As I was running flat on ideas for this letter, my editor was kind enough to share her letter with me for inspiration. Reading it, I was rewarded with thoughts of growing up in an area where “it does take a village to raise a child.”
For several reasons, I have never had children of my own. Sometimes, that omission leaves a hole in my heart.
But as longtime readers of this publication know, I was fortunate that my young neighbor Sam Stableford adopted me as his “Carbondale grandma” almost as soon as I moved into my house.
In late June, Colorado Creative Industries and the Boettcher Foundation announced Carbondale’s certification as a new Creative District, along with five other new districts in Breckenridge, Crested Butte, Fort Collins, Mancos and the Golden Triangle in Denver. Governor John Hickenlooper commented, “These 2016 certified creative districts are great examples of how the arts create exciting places for people to visit and live. These districts not only increase the quality of life, they also help with economic vitality of the area and attract people from all over Colorado and the country.”
YouthEntity, a nonprofit that served more 2,000 youth during the last academic year, hosted its annual pig roast in June. The benefit featured suckling pig from Tender Belly in Denver along with Chilean sea bass, prime rib, corn and blueberry salad, baked mac-n-cheese and watermelon salad. Photos by Draper White.
Held every Thursday from June until late August, rain or shine, the Carbondale Wild West Rodeo is run by a not-for-profit, volunteer organization committed to keeping the Roaring Fork Valley’s western heritage alive. Here’s the proof that our Western heritage is strong, gathered from recent rodeos. Photos by George Hendrix.
Local jewelry designer Colby June recently unveiled her “Bone Collection.” This new collection, which includes necklaces, rings earrings and studs, was inspired by the texture and shape of a small bone. The Bone Collection reveals sharp angles and smooth surfaces in silver, bronze and 14-carat gold speckled with diamonds, sunstone and onyx. Of her design inspiration, June says, “The bone was still jagged at the top, with a beautiful but unusual texture that both pushes you away and pulls you in. The push-and-pull of nature inspires me daily, and I tried to bring that conflicting emotion of desire into this collection.”
Conservationist and essayist Wendell Berry observed that “People are fed by the food industry which pays no attention to health, and are treated by the health industry, which pays no attention to food.”
Thankfully, this is changing.
I walked my first labyrinth with a girlfriend about five years ago. That particular labyrinth was created on a private lot in a quiet neighborhood in Carbondale. Access to it is word-of-mouth; if you need to know, it will find you, welcoming all spirits that feel its pull.
Painter Andrea Kemp, whose “Cowboy Coffee” painting graces the cover of this magazine, says that her work “strikes a balance between visual depiction of the world I live in and what seems unique about it to me.”

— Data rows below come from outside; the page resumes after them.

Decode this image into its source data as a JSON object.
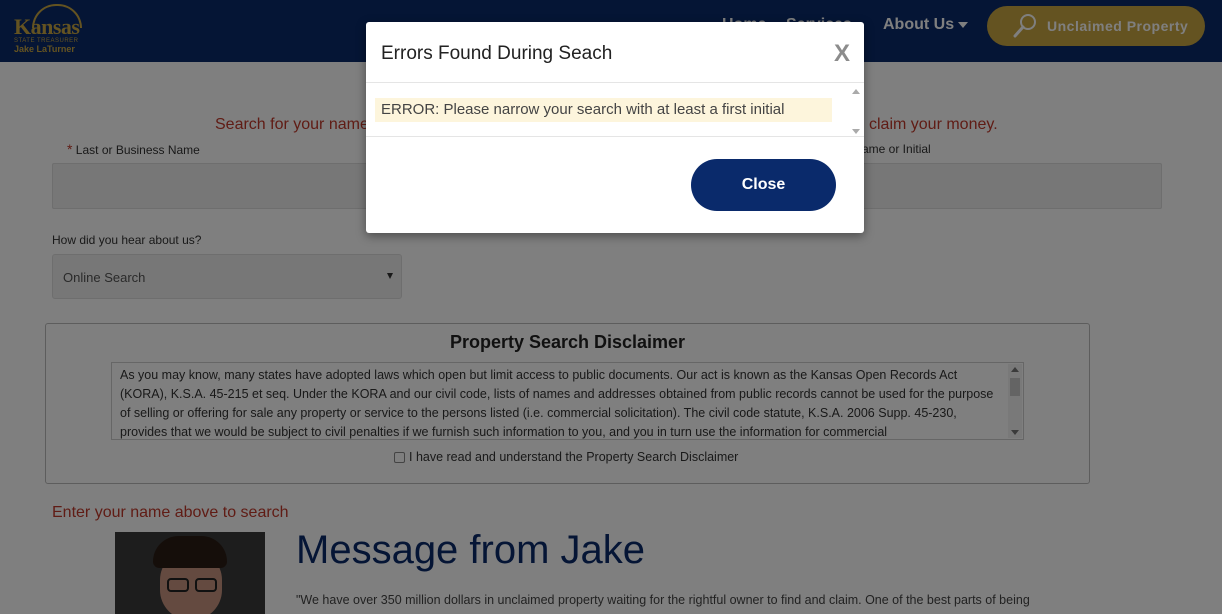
{
  "header": {
    "logo": {
      "name": "Kansas",
      "subtitle": "STATE TREASURER",
      "person": "Jake LaTurner"
    },
    "nav": [
      {
        "label": "Home"
      },
      {
        "label": "Services"
      },
      {
        "label": "About Us"
      }
    ],
    "unclaimed_button": "Unclaimed Property"
  },
  "search": {
    "prompt_left": "Search for your name",
    "prompt_right": "claim your money.",
    "last_name_label": "Last or Business Name",
    "first_name_label": "ame or Initial",
    "hear_label": "How did you hear about us?",
    "hear_value": "Online Search"
  },
  "disclaimer": {
    "title": "Property Search Disclaimer",
    "text": "As you may know, many states have adopted laws which open but limit access to public documents. Our act is known as the Kansas Open Records Act (KORA), K.S.A. 45-215 et seq. Under the KORA and our civil code, lists of names and addresses obtained from public records cannot be used for the purpose of selling or offering for sale any property or service to the persons listed (i.e. commercial solicitation). The civil code statute, K.S.A. 2006 Supp. 45-230, provides that we would be subject to civil penalties if we furnish such information to you, and you in turn use the information for commercial",
    "checkbox_label": "I have read and understand the Property Search Disclaimer"
  },
  "enter_name_message": "Enter your name above to search",
  "message": {
    "title": "Message from Jake",
    "body": "\"We have over 350 million dollars in unclaimed property waiting for the rightful owner to find and claim.  One of the best parts of being"
  },
  "modal": {
    "title": "Errors Found During Seach",
    "close_x": "X",
    "error": "ERROR: Please narrow your search with at least a first initial",
    "close_button": "Close"
  }
}
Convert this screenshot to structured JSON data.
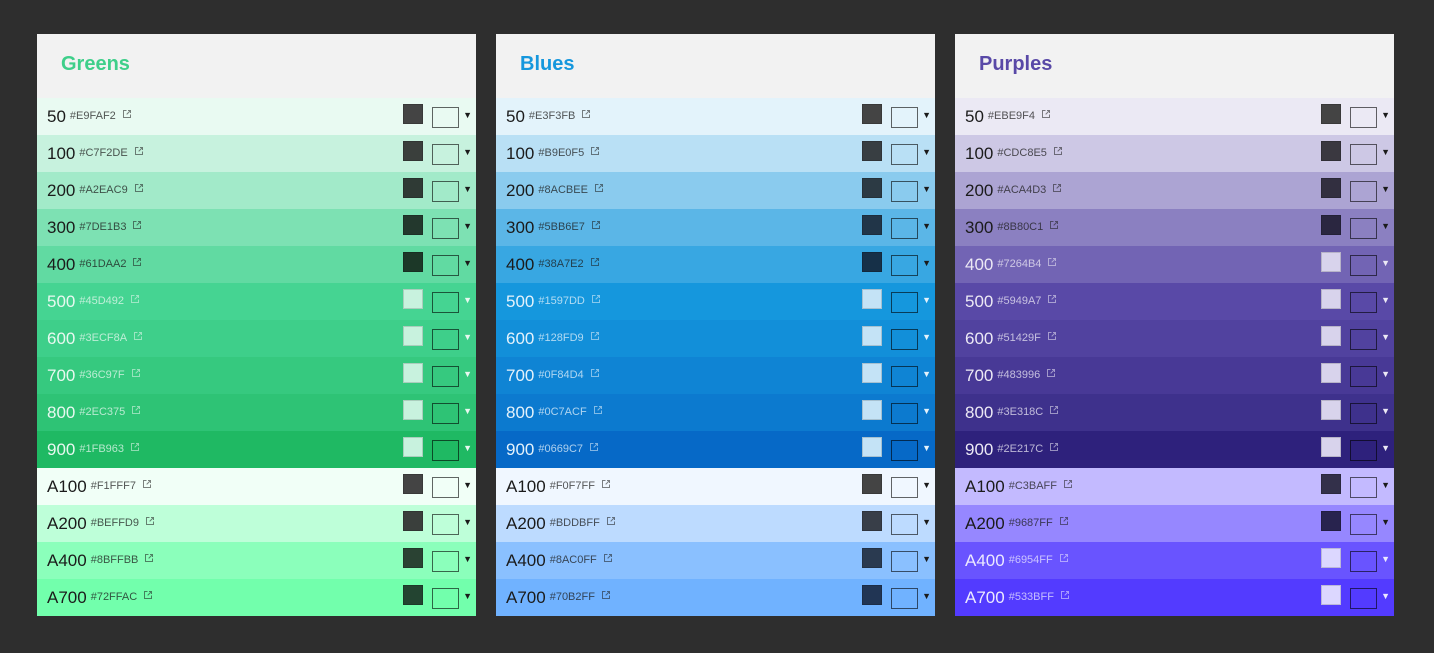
{
  "palettes": [
    {
      "title": "Greens",
      "title_color": "#3ecf8a",
      "rows": [
        {
          "label": "50",
          "hex": "#E9FAF2",
          "bg": "#e9faf2",
          "fg": "#1b1b1b",
          "swatch": "#444444"
        },
        {
          "label": "100",
          "hex": "#C7F2DE",
          "bg": "#c7f2de",
          "fg": "#1b1b1b",
          "swatch": "#3a3f3c"
        },
        {
          "label": "200",
          "hex": "#A2EAC9",
          "bg": "#a2eac9",
          "fg": "#1b1b1b",
          "swatch": "#2f3a35"
        },
        {
          "label": "300",
          "hex": "#7DE1B3",
          "bg": "#7de1b3",
          "fg": "#1b1b1b",
          "swatch": "#23382d"
        },
        {
          "label": "400",
          "hex": "#61DAA2",
          "bg": "#61daa2",
          "fg": "#1b1b1b",
          "swatch": "#1c3828"
        },
        {
          "label": "500",
          "hex": "#45D492",
          "bg": "#45d492",
          "fg": "#e8f8f0",
          "swatch": "#c8f2de"
        },
        {
          "label": "600",
          "hex": "#3ECF8A",
          "bg": "#3ecf8a",
          "fg": "#e8f8f0",
          "swatch": "#c8f2de"
        },
        {
          "label": "700",
          "hex": "#36C97F",
          "bg": "#36c97f",
          "fg": "#e8f8f0",
          "swatch": "#c8f2de"
        },
        {
          "label": "800",
          "hex": "#2EC375",
          "bg": "#2ec375",
          "fg": "#e8f8f0",
          "swatch": "#c8f2de"
        },
        {
          "label": "900",
          "hex": "#1FB963",
          "bg": "#1fb963",
          "fg": "#e8f8f0",
          "swatch": "#c8f2de"
        },
        {
          "label": "A100",
          "hex": "#F1FFF7",
          "bg": "#f1fff7",
          "fg": "#1b1b1b",
          "swatch": "#444444"
        },
        {
          "label": "A200",
          "hex": "#BEFFD9",
          "bg": "#beffd9",
          "fg": "#1b1b1b",
          "swatch": "#3a3f3c"
        },
        {
          "label": "A400",
          "hex": "#8BFFBB",
          "bg": "#8bffbb",
          "fg": "#1b1b1b",
          "swatch": "#2a4233"
        },
        {
          "label": "A700",
          "hex": "#72FFAC",
          "bg": "#72ffac",
          "fg": "#1b1b1b",
          "swatch": "#234431"
        }
      ]
    },
    {
      "title": "Blues",
      "title_color": "#1597dd",
      "rows": [
        {
          "label": "50",
          "hex": "#E3F3FB",
          "bg": "#e3f3fb",
          "fg": "#1b1b1b",
          "swatch": "#444444"
        },
        {
          "label": "100",
          "hex": "#B9E0F5",
          "bg": "#b9e0f5",
          "fg": "#1b1b1b",
          "swatch": "#383e42"
        },
        {
          "label": "200",
          "hex": "#8ACBEE",
          "bg": "#8acbee",
          "fg": "#1b1b1b",
          "swatch": "#2c3a44"
        },
        {
          "label": "300",
          "hex": "#5BB6E7",
          "bg": "#5bb6e7",
          "fg": "#1b1b1b",
          "swatch": "#213548"
        },
        {
          "label": "400",
          "hex": "#38A7E2",
          "bg": "#38a7e2",
          "fg": "#1b1b1b",
          "swatch": "#163048"
        },
        {
          "label": "500",
          "hex": "#1597DD",
          "bg": "#1597dd",
          "fg": "#e4f2fb",
          "swatch": "#c4e3f6"
        },
        {
          "label": "600",
          "hex": "#128FD9",
          "bg": "#128fd9",
          "fg": "#e4f2fb",
          "swatch": "#c4e3f6"
        },
        {
          "label": "700",
          "hex": "#0F84D4",
          "bg": "#0f84d4",
          "fg": "#e4f2fb",
          "swatch": "#c4e3f6"
        },
        {
          "label": "800",
          "hex": "#0C7ACF",
          "bg": "#0c7acf",
          "fg": "#e4f2fb",
          "swatch": "#c4e3f6"
        },
        {
          "label": "900",
          "hex": "#0669C7",
          "bg": "#0669c7",
          "fg": "#e4f2fb",
          "swatch": "#c4e3f6"
        },
        {
          "label": "A100",
          "hex": "#F0F7FF",
          "bg": "#f0f7ff",
          "fg": "#1b1b1b",
          "swatch": "#444444"
        },
        {
          "label": "A200",
          "hex": "#BDDBFF",
          "bg": "#bddbff",
          "fg": "#1b1b1b",
          "swatch": "#383e48"
        },
        {
          "label": "A400",
          "hex": "#8AC0FF",
          "bg": "#8ac0ff",
          "fg": "#1b1b1b",
          "swatch": "#2a3a50"
        },
        {
          "label": "A700",
          "hex": "#70B2FF",
          "bg": "#70b2ff",
          "fg": "#1b1b1b",
          "swatch": "#213554"
        }
      ]
    },
    {
      "title": "Purples",
      "title_color": "#5949a7",
      "rows": [
        {
          "label": "50",
          "hex": "#EBE9F4",
          "bg": "#ebe9f4",
          "fg": "#1b1b1b",
          "swatch": "#444444"
        },
        {
          "label": "100",
          "hex": "#CDC8E5",
          "bg": "#cdc8e5",
          "fg": "#1b1b1b",
          "swatch": "#3a3840"
        },
        {
          "label": "200",
          "hex": "#ACA4D3",
          "bg": "#aca4d3",
          "fg": "#1b1b1b",
          "swatch": "#322f40"
        },
        {
          "label": "300",
          "hex": "#8B80C1",
          "bg": "#8b80c1",
          "fg": "#1b1b1b",
          "swatch": "#2a2640"
        },
        {
          "label": "400",
          "hex": "#7264B4",
          "bg": "#7264b4",
          "fg": "#ece9f5",
          "swatch": "#d8d3ec"
        },
        {
          "label": "500",
          "hex": "#5949A7",
          "bg": "#5949a7",
          "fg": "#ece9f5",
          "swatch": "#d8d3ec"
        },
        {
          "label": "600",
          "hex": "#51429F",
          "bg": "#51429f",
          "fg": "#ece9f5",
          "swatch": "#d8d3ec"
        },
        {
          "label": "700",
          "hex": "#483996",
          "bg": "#483996",
          "fg": "#ece9f5",
          "swatch": "#d8d3ec"
        },
        {
          "label": "800",
          "hex": "#3E318C",
          "bg": "#3e318c",
          "fg": "#ece9f5",
          "swatch": "#d8d3ec"
        },
        {
          "label": "900",
          "hex": "#2E217C",
          "bg": "#2e217c",
          "fg": "#ece9f5",
          "swatch": "#d8d3ec"
        },
        {
          "label": "A100",
          "hex": "#C3BAFF",
          "bg": "#c3baff",
          "fg": "#1b1b1b",
          "swatch": "#33304a"
        },
        {
          "label": "A200",
          "hex": "#9687FF",
          "bg": "#9687ff",
          "fg": "#1b1b1b",
          "swatch": "#28234e"
        },
        {
          "label": "A400",
          "hex": "#6954FF",
          "bg": "#6954ff",
          "fg": "#ece9ff",
          "swatch": "#dcd7ff"
        },
        {
          "label": "A700",
          "hex": "#533BFF",
          "bg": "#533bff",
          "fg": "#ece9ff",
          "swatch": "#dcd7ff"
        }
      ]
    }
  ],
  "icons": {
    "external_link": "external-link-icon",
    "dropdown": "dropdown-arrow-icon"
  },
  "dropdown_glyph": "▼"
}
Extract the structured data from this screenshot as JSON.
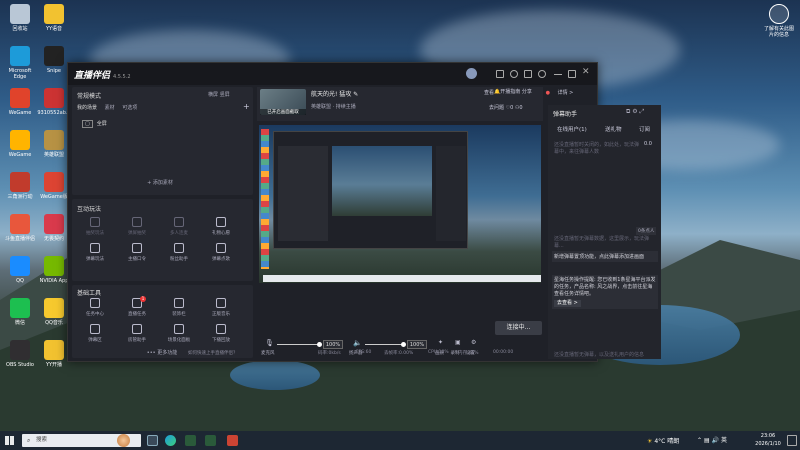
{
  "desktop": {
    "left_icons": [
      {
        "label": "回收站",
        "color": "#b9c7d6"
      },
      {
        "label": "YY语音",
        "color": "#f2c230"
      },
      {
        "label": "Microsoft Edge",
        "color": "#1d9bd9"
      },
      {
        "label": "Snipe",
        "color": "#222"
      },
      {
        "label": "WeGame",
        "color": "#e0432b"
      },
      {
        "label": "9310552ab...",
        "color": "#c33"
      },
      {
        "label": "WeGame",
        "color": "#ffb400"
      },
      {
        "label": "英雄联盟",
        "color": "#b79244"
      },
      {
        "label": "三角洲行动",
        "color": "#c13b2c"
      },
      {
        "label": "WeGame版",
        "color": "#d43"
      },
      {
        "label": "斗鱼直播伴侣",
        "color": "#e8573c"
      },
      {
        "label": "无畏契约",
        "color": "#d93a4c"
      },
      {
        "label": "QQ",
        "color": "#1a8cff"
      },
      {
        "label": "NVIDIA App",
        "color": "#76b900"
      },
      {
        "label": "微信",
        "color": "#1dbf50"
      },
      {
        "label": "QQ音乐",
        "color": "#f6c92e"
      },
      {
        "label": "OBS Studio",
        "color": "#302e31"
      },
      {
        "label": "YY开播",
        "color": "#f2c230"
      }
    ],
    "right_icon": {
      "label": "了解有关此图片的信息"
    }
  },
  "app": {
    "name": "直播伴侣",
    "version": "4.5.5.2",
    "window_controls": [
      "menu-icon",
      "headset-icon",
      "shirt-icon",
      "settings-icon",
      "minimize-icon",
      "restore-icon",
      "close-icon"
    ],
    "stream_title": "航天的光! 猛攻",
    "stream_cover_label": "已开启画面截取",
    "category": "英雄联盟 · 持续主播",
    "right_header": {
      "live_open_label": "开播指南",
      "share_label": "分享"
    },
    "left": {
      "mode_label": "常规模式",
      "mode_actions": [
        "横屏",
        "竖屏"
      ],
      "scene_tabs": [
        "我的场景",
        "素材",
        "可选项"
      ],
      "scene_item": "全屏",
      "add_source": "+ 添加素材",
      "interactive_title": "互动玩法",
      "interactive_tools": [
        {
          "label": "抽奖玩法",
          "icon": "gift-icon",
          "dim": true
        },
        {
          "label": "弹屏抽奖",
          "icon": "shield-icon",
          "dim": true
        },
        {
          "label": "多人连麦",
          "icon": "mic-group-icon",
          "dim": true
        },
        {
          "label": "礼物心愿",
          "icon": "gift-box-icon",
          "dim": false
        },
        {
          "label": "弹幕玩法",
          "icon": "download-icon",
          "dim": false
        },
        {
          "label": "主播口令",
          "icon": "chat-icon",
          "dim": false
        },
        {
          "label": "粉丝助手",
          "icon": "heart-icon",
          "dim": false
        },
        {
          "label": "弹幕点歌",
          "icon": "music-icon",
          "dim": false
        }
      ],
      "tools_title": "基础工具",
      "basic_tools": [
        {
          "label": "任务中心",
          "icon": "task-icon"
        },
        {
          "label": "直播任务",
          "icon": "task-list-icon",
          "badge": "1"
        },
        {
          "label": "装饰栏",
          "icon": "layers-icon"
        },
        {
          "label": "正版音乐",
          "icon": "music-note-icon"
        },
        {
          "label": "弹幕区",
          "icon": "comment-icon"
        },
        {
          "label": "房管助手",
          "icon": "lock-icon"
        },
        {
          "label": "场景化面板",
          "icon": "panel-icon"
        },
        {
          "label": "下播回放",
          "icon": "replay-icon"
        }
      ],
      "more_label": "••• 更多功能"
    },
    "center": {
      "toolbar": [
        "去问题",
        "0",
        "0"
      ],
      "mic_label": "麦克风",
      "mic_pct": "100%",
      "speaker_label": "扬声器",
      "speaker_pct": "100%",
      "extra_tools": [
        "画质",
        "录制",
        "设置"
      ],
      "live_button": "连接中...",
      "status_help": "如何快速上手直播伴侣？",
      "status_stats": [
        "码率:0kb/s",
        "FPS:60",
        "丢帧率:0.00%",
        "CPU:10%",
        "内存:46%",
        "00:00:00"
      ]
    },
    "right": {
      "title": "弹幕助手",
      "tabs": [
        "在线用户(1)",
        "送礼物",
        "订阅"
      ],
      "tab_value": "0.0",
      "placeholder_top": "还没直播暂时关闭的，如此处，玩法弹幕中，来往弹幕人数",
      "placeholder_mid": "还没直播暂无弹幕数据，这里展示，玩法弹幕...",
      "mid_badge": "0条点人",
      "notice_1": "新增弹幕置顶功能，点此弹幕添加进画面",
      "notice_2": "星海任务操作提醒: 您已收到1条星海平台派发的任务，产品名称: 风之战界，点击前往星海查看任务详情吧。",
      "notice_link": "去查看 >",
      "bottom_hint": "还没直播暂无弹幕，以及送礼用户的信息",
      "summary": "查看",
      "details": "详情 >"
    }
  },
  "taskbar": {
    "search_placeholder": "搜索",
    "weather": "4°C 晴朗",
    "time": "23:06",
    "date": "2026/1/10",
    "lang": "英",
    "pinned_icons": [
      "start-icon",
      "search-icon",
      "weather-icon",
      "task-view-icon",
      "edge-icon",
      "explorer-icon",
      "app-icon",
      "app-icon",
      "app-icon"
    ]
  }
}
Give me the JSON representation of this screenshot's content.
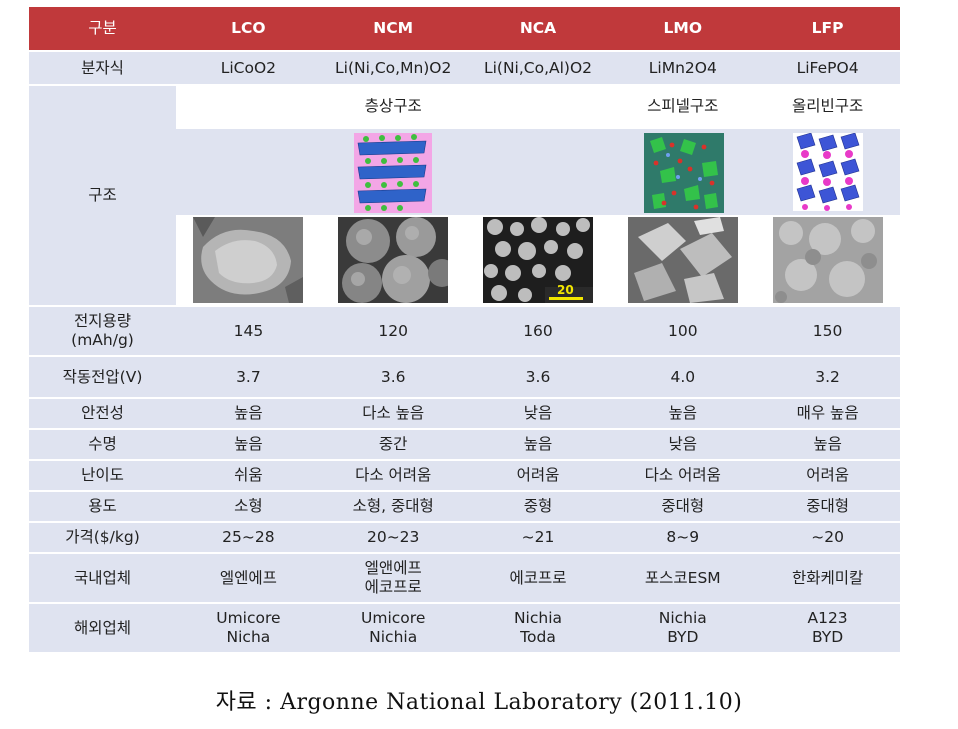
{
  "header": [
    "구분",
    "LCO",
    "NCM",
    "NCA",
    "LMO",
    "LFP"
  ],
  "rows": {
    "formula": {
      "label": "분자식",
      "values": [
        "LiCoO2",
        "Li(Ni,Co,Mn)O2",
        "Li(Ni,Co,Al)O2",
        "LiMn2O4",
        "LiFePO4"
      ]
    },
    "structure": {
      "label": "구조",
      "names": [
        "",
        "층상구조",
        "",
        "스피넬구조",
        "올리빈구조"
      ],
      "crystal_images": [
        "",
        "layered-crystal-structure-image",
        "",
        "spinel-crystal-structure-image",
        "olivine-crystal-structure-image"
      ],
      "sem_images": [
        "LCO-SEM-image",
        "NCM-SEM-image",
        "NCA-SEM-image",
        "LMO-SEM-image",
        "LFP-SEM-image"
      ],
      "nca_scale_text": "20"
    },
    "capacity": {
      "label_line1": "전지용량",
      "label_line2": "(mAh/g)",
      "values": [
        "145",
        "120",
        "160",
        "100",
        "150"
      ]
    },
    "voltage": {
      "label": "작동전압(V)",
      "values": [
        "3.7",
        "3.6",
        "3.6",
        "4.0",
        "3.2"
      ]
    },
    "safety": {
      "label": "안전성",
      "values": [
        "높음",
        "다소 높음",
        "낮음",
        "높음",
        "매우 높음"
      ]
    },
    "lifespan": {
      "label": "수명",
      "values": [
        "높음",
        "중간",
        "높음",
        "낮음",
        "높음"
      ]
    },
    "difficulty": {
      "label": "난이도",
      "values": [
        "쉬움",
        "다소 어려움",
        "어려움",
        "다소 어려움",
        "어려움"
      ]
    },
    "usage": {
      "label": "용도",
      "values": [
        "소형",
        "소형, 중대형",
        "중형",
        "중대형",
        "중대형"
      ]
    },
    "price": {
      "label": "가격($/kg)",
      "values": [
        "25~28",
        "20~23",
        "~21",
        "8~9",
        "~20"
      ]
    },
    "domestic": {
      "label": "국내업체",
      "values": [
        [
          "엘엔에프"
        ],
        [
          "엘앤에프",
          "에코프로"
        ],
        [
          "에코프로"
        ],
        [
          "포스코ESM"
        ],
        [
          "한화케미칼"
        ]
      ]
    },
    "overseas": {
      "label": "해외업체",
      "values": [
        [
          "Umicore",
          "Nicha"
        ],
        [
          "Umicore",
          "Nichia"
        ],
        [
          "Nichia",
          "Toda"
        ],
        [
          "Nichia",
          "BYD"
        ],
        [
          "A123",
          "BYD"
        ]
      ]
    }
  },
  "caption": "자료 : Argonne National Laboratory (2011.10)"
}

Kemp’s subjects—a boy transfixed by fireflies, a bicycle mechanic fighting the wind, a still life of white roses on a tiled table, a heartbreaking dead bird—speak of bittersweet moments. These are the poetic moments of everyday life that can be missed in the blink of an eye.
Parents try their hardest to maintain stable, loving, nurturing homes, to be positive role models and to be active in a child’s life. They take on the responsibility of ensuring that the child will grow up to make healthy life decisions through open communication and mutual respect.
There has been considerable press recently about the dangers of common pesticides, and at various times, I have written about the problems that the birds and bees—our pollinators—are experiencing, possibly due to the use of some insecticides. Many people have also experienced health issues resulting from insecticide use, and some parents are concerned that pesticides used on lawns and gardens may be harmful to their children.
Sam Rayburn, a Texan who served as speaker of the U.S. House of Representatives for 17 years, once observed, “A jackass can kick a barn down, but it takes a carpenter to build one.”
“He welcomes the passionate, talented high school band with the same enthusiasm as a Rock & Roll Hall of Fame musician.”
- Renee Ramge, concert photographer
“There are no TV’s, no random drunks and it has a truly unique vibe that can not be found elsewhere.” - Music donor Jesse Ogle of Hello Doll Face
Her name is Lenore and she is far more than “just a chicken.” She is my heart and an incredible light in my life. I have 25 hens, but there is only one Lenore.
Two years ago, I sold my CPA firm and, after two decades, left Summit County seeking some arable land and solitude. I discovered my little piece of paradise in this beautiful valley. It called to me—and to my chickens.